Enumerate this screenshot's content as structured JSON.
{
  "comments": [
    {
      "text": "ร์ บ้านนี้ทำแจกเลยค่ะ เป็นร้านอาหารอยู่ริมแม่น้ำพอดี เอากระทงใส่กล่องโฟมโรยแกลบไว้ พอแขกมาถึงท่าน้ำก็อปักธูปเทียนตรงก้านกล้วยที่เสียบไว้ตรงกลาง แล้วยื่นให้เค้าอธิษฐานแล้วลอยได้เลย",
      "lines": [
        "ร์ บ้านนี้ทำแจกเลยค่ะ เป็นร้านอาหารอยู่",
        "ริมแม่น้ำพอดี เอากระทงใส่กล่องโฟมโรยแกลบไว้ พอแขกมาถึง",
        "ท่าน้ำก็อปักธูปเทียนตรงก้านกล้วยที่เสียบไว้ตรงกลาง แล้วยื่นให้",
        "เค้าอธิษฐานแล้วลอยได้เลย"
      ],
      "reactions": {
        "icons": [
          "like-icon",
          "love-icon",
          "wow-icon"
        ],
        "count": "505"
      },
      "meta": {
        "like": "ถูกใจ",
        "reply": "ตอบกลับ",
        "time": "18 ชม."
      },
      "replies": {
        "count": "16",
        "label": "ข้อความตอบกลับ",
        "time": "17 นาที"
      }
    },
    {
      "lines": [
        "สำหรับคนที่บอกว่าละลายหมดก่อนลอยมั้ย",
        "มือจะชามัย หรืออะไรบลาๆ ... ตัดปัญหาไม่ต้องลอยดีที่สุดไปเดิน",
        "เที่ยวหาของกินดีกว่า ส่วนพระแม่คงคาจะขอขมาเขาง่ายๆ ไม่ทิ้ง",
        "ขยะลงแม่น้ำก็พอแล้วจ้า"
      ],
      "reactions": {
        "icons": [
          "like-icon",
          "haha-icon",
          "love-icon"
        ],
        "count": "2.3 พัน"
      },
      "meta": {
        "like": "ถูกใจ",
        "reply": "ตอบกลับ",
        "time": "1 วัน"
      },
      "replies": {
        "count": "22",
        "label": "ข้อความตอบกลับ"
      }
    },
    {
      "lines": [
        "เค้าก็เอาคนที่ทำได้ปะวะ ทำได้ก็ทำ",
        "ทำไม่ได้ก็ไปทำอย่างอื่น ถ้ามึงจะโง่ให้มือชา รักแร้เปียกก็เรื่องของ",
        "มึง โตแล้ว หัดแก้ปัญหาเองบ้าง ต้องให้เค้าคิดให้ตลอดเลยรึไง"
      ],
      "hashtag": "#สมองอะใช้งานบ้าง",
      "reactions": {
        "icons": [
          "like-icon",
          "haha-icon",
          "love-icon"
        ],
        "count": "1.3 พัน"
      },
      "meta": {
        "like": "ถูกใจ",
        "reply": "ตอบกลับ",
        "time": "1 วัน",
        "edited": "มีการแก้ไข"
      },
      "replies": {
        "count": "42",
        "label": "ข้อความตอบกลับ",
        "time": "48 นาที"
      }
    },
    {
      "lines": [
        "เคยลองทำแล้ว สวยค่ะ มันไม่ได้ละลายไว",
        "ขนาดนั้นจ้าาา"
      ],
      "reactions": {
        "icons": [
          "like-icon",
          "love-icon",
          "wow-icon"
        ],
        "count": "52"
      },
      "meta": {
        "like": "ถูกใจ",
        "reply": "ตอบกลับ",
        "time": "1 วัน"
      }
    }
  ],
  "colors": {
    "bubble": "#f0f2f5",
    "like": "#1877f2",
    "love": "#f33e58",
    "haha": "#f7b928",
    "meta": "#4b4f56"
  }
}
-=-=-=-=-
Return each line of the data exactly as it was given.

Enumerate this screenshot's content as structured JSON.
{
  "comments": [
    {
      "text": "ร์ บ้านนี้ทำแจกเลยค่ะ เป็นร้านอาหารอยู่ริมแม่น้ำพอดี เอากระทงใส่กล่องโฟมโรยแกลบไว้ พอแขกมาถึงท่าน้ำก็อปักธูปเทียนตรงก้านกล้วยที่เสียบไว้ตรงกลาง แล้วยื่นให้เค้าอธิษฐานแล้วลอยได้เลย",
      "lines": [
        "ร์ บ้านนี้ทำแจกเลยค่ะ เป็นร้านอาหารอยู่",
        "ริมแม่น้ำพอดี เอากระทงใส่กล่องโฟมโรยแกลบไว้ พอแขกมาถึง",
        "ท่าน้ำก็อปักธูปเทียนตรงก้านกล้วยที่เสียบไว้ตรงกลาง แล้วยื่นให้",
        "เค้าอธิษฐานแล้วลอยได้เลย"
      ],
      "reactions": {
        "icons": [
          "like-icon",
          "love-icon",
          "wow-icon"
        ],
        "count": "505"
      },
      "meta": {
        "like": "ถูกใจ",
        "reply": "ตอบกลับ",
        "time": "18 ชม."
      },
      "replies": {
        "count": "16",
        "label": "ข้อความตอบกลับ",
        "time": "17 นาที"
      }
    },
    {
      "lines": [
        "สำหรับคนที่บอกว่าละลายหมดก่อนลอยมั้ย",
        "มือจะชามัย หรืออะไรบลาๆ ... ตัดปัญหาไม่ต้องลอยดีที่สุดไปเดิน",
        "เที่ยวหาของกินดีกว่า ส่วนพระแม่คงคาจะขอขมาเขาง่ายๆ ไม่ทิ้ง",
        "ขยะลงแม่น้ำก็พอแล้วจ้า"
      ],
      "reactions": {
        "icons": [
          "like-icon",
          "haha-icon",
          "love-icon"
        ],
        "count": "2.3 พัน"
      },
      "meta": {
        "like": "ถูกใจ",
        "reply": "ตอบกลับ",
        "time": "1 วัน"
      },
      "replies": {
        "count": "22",
        "label": "ข้อความตอบกลับ"
      }
    },
    {
      "lines": [
        "เค้าก็เอาคนที่ทำได้ปะวะ ทำได้ก็ทำ",
        "ทำไม่ได้ก็ไปทำอย่างอื่น ถ้ามึงจะโง่ให้มือชา รักแร้เปียกก็เรื่องของ",
        "มึง โตแล้ว หัดแก้ปัญหาเองบ้าง ต้องให้เค้าคิดให้ตลอดเลยรึไง"
      ],
      "hashtag": "#สมองอะใช้งานบ้าง",
      "reactions": {
        "icons": [
          "like-icon",
          "haha-icon",
          "love-icon"
        ],
        "count": "1.3 พัน"
      },
      "meta": {
        "like": "ถูกใจ",
        "reply": "ตอบกลับ",
        "time": "1 วัน",
        "edited": "มีการแก้ไข"
      },
      "replies": {
        "count": "42",
        "label": "ข้อความตอบกลับ",
        "time": "48 นาที"
      }
    },
    {
      "lines": [
        "เคยลองทำแล้ว สวยค่ะ มันไม่ได้ละลายไว",
        "ขนาดนั้นจ้าาา"
      ],
      "reactions": {
        "icons": [
          "like-icon",
          "love-icon",
          "wow-icon"
        ],
        "count": "52"
      },
      "meta": {
        "like": "ถูกใจ",
        "reply": "ตอบกลับ",
        "time": "1 วัน"
      }
    }
  ],
  "colors": {
    "bubble": "#f0f2f5",
    "like": "#1877f2",
    "love": "#f33e58",
    "haha": "#f7b928",
    "meta": "#4b4f56"
  }
}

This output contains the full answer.